[Stored dataset items]
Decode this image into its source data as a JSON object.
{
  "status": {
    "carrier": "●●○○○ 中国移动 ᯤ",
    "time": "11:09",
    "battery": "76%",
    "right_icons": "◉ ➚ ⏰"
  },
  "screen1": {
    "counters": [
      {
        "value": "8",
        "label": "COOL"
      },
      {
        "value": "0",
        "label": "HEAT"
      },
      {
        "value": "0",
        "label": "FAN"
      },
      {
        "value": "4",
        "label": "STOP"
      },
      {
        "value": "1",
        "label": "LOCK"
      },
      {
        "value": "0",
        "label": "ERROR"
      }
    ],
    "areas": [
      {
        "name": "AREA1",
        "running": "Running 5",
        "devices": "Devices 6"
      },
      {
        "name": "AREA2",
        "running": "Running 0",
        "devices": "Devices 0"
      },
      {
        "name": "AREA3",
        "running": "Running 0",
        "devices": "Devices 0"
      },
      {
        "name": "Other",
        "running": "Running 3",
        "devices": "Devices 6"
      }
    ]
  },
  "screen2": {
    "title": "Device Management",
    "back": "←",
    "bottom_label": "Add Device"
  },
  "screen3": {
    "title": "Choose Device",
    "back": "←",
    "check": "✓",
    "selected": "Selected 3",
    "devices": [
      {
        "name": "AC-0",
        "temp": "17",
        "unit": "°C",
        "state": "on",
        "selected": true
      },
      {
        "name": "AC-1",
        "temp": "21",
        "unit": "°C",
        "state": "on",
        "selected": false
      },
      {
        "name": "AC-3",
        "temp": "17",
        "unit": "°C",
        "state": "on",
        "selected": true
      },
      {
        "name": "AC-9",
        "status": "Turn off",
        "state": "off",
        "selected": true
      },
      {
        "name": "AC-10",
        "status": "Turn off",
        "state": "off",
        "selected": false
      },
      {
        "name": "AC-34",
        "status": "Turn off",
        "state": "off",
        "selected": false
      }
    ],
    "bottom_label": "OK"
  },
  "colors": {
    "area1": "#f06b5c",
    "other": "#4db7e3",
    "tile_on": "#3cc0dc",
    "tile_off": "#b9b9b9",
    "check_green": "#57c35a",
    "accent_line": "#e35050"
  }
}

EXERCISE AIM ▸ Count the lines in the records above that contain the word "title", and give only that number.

SOLUTION TO THIS TASK ▸ 2